"Sometimes I get angry and upset but I've learned that it achieves absolutely nothing. I also learn from Pete, who hasn't got an ounce of self-pity. He is the most brave and reassuring person. He has dealt with this whole situation without drama or self-pity or anger, which is just unbelieveable."
Pete is a volunteer member of The Brain Tumour Charity's research board, and follows medical developments closely even though they are unlikely to benefit him. Brain tumours are the biggest cancer killer of people under 40 but research is gravely underfunded compared with other cancers; there has been little improvement in survival rates since the Seventies.
The sudden deterioration in his condition - leading to surgery, radiotherapy and chemotherapy - has made them more determined than ever to wrest good from bad. Christina is pregnant again. Pete had sperm frozen before starting chemotherapy and she conceived at the first IVF attempt. The baby, a girl, will be born in February.
"I know I won't see her go to university", says Pete. "But I don't have time to sit around feeling sorry for myself. Bella is running around, looking for something to do, a place to go."
They both value having siblings and wanted Bella "to have someone to share things with and play with." The support of both their families - two sets of loving, involved grandparents - persuaded them it would be manageable.
"Bella has brought such a lot of joy, both to me and Pete and our families," says Christina. "I feel it will give me great strength in the future, when I need it most, to know that I absolutely have to keep going to look after our children. I haven't doubted that getting pregnant again was the right decision. Somehow I will be enough for them, because I have to be."
It must be hard-won but there is an air of easy, child-centred normality at their home in Charlton, south-east London.
Astonishingly, Pete says he has rarely been anxious about the time he has left. "I'm just mindful, about it all. I take it day by day, symptom by symptom."
A hands-on "brilliant Dad", he is enjoying precious time with Bella while he feels well. They watch Frozen, her favourite film, and he takes her to nursery. Nevertheless, he suffers profound fatigue and needs to sleep during the day. When they are in the park or walking back home, Bella doesn't notice how slow he has become or when he pauses for breath.
He has set up an email address for his daughter and when he sees interesting things or wants to tell her what she has achieved, he writes to her in what may eventually become a book. He hopes to do the same for his second little girl.
There is no knowing how long this can go on. They feel sure that Pete will be at the birth of his second daughter and that gives them hope.

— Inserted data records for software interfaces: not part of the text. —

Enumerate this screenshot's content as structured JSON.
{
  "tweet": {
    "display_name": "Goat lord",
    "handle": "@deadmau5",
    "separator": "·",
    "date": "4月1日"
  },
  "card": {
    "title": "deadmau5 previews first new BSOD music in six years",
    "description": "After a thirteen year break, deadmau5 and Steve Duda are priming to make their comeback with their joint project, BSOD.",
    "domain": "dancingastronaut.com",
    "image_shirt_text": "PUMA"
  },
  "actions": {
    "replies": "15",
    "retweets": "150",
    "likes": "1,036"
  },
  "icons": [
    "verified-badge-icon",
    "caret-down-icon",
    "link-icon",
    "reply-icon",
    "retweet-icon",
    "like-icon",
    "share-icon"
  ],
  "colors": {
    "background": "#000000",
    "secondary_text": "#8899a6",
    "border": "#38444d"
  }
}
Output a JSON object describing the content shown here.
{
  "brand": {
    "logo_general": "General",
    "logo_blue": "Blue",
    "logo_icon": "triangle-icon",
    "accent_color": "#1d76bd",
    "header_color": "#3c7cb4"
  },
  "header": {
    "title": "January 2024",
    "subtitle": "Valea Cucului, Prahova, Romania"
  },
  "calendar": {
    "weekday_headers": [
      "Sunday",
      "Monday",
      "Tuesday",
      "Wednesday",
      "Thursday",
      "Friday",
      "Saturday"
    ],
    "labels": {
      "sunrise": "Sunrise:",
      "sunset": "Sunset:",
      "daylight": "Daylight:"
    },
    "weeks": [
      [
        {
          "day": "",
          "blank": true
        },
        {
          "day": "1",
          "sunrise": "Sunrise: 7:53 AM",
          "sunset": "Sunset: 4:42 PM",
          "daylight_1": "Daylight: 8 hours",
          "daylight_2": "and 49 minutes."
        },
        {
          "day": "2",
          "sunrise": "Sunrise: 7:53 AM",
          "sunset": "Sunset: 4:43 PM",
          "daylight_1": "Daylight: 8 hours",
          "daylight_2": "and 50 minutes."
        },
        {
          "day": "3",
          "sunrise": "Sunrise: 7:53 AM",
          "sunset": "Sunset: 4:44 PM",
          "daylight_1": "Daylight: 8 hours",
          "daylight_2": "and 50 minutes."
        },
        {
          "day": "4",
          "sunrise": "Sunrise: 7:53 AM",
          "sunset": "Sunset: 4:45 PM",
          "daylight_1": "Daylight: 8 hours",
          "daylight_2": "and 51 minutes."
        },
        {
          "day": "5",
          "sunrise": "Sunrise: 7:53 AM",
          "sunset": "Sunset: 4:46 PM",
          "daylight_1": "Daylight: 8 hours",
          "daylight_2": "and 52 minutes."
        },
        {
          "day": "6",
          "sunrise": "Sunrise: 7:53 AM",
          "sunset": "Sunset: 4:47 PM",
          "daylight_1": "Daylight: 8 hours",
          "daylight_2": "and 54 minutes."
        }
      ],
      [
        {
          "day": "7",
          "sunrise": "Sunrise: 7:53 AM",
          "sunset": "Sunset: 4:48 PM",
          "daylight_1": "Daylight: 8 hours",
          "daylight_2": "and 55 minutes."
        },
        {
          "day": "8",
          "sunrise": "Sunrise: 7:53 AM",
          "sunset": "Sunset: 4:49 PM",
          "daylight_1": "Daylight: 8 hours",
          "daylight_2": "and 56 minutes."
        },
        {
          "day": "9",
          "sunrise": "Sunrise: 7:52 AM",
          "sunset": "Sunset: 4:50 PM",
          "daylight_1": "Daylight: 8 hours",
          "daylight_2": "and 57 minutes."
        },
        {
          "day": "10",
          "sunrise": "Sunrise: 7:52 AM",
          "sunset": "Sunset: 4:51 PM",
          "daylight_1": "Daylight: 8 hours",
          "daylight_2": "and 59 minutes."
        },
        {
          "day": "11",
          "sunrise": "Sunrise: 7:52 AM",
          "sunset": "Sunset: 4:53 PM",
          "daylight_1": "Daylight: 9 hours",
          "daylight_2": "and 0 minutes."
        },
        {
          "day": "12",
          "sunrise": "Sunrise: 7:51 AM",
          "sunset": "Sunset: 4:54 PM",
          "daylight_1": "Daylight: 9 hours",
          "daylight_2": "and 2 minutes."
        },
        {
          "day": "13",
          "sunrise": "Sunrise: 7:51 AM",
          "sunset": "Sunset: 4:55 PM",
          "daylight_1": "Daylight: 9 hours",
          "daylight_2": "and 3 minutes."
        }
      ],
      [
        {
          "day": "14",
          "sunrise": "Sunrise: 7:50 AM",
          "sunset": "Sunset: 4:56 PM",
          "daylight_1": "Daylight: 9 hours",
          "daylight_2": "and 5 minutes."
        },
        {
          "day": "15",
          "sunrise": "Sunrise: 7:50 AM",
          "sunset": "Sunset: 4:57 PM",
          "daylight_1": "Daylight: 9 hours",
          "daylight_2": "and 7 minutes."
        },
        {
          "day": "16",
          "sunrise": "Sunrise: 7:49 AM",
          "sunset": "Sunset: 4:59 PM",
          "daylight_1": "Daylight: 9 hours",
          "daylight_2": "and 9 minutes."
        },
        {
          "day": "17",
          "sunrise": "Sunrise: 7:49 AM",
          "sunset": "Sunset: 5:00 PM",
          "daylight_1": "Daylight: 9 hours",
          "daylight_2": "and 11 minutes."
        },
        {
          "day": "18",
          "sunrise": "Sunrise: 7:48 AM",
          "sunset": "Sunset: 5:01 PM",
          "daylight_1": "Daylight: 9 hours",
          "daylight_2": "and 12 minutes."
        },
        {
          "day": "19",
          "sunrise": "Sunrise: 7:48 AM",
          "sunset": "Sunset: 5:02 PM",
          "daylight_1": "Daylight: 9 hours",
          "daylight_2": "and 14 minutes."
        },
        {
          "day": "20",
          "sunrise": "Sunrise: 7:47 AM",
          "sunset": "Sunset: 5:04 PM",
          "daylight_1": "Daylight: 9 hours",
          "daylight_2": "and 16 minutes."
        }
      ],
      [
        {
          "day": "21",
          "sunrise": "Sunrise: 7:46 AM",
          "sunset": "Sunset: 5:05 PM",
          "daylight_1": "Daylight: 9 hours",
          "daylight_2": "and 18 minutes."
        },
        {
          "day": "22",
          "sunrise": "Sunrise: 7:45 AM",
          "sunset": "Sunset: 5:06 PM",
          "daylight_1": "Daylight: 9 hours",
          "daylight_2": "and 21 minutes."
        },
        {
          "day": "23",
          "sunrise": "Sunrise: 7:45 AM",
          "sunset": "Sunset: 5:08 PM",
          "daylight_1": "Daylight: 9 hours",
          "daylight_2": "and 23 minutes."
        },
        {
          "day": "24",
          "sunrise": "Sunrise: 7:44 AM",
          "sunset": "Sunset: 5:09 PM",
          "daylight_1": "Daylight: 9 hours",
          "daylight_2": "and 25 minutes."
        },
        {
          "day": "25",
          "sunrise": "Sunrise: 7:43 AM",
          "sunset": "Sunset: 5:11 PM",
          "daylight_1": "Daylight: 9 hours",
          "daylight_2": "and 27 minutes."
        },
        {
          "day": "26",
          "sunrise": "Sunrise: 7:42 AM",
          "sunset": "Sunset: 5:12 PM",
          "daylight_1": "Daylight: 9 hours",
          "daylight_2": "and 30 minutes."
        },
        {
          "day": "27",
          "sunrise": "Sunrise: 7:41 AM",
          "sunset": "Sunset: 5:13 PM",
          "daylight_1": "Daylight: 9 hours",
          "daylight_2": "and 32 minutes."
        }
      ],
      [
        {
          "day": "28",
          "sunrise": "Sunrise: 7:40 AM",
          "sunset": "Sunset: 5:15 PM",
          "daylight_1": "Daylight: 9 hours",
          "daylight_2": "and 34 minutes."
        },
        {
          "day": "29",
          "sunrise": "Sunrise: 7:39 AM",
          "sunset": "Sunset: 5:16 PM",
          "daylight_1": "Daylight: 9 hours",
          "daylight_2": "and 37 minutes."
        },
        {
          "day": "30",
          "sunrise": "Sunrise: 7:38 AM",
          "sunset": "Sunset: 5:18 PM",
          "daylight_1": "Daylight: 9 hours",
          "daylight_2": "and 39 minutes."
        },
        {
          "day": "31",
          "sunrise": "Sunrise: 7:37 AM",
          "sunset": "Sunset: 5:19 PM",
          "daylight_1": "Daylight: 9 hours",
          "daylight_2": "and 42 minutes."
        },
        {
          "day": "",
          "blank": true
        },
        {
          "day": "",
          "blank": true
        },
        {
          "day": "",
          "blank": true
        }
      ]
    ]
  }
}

But Christina knows her husband could eventually suffer loss of speech or memory or a change of personality. "Any or all of these things can happen." They are clearly, in different ways, a source of strength to one another and even to those around them.
"Pete has somehow accepted it and just gets on with it", say Christina. "He is mostly concerned with not worrying other people and with supporting me and Bella and the rest of his family. I am so proud of him for how he's coped with something unimaginably hard."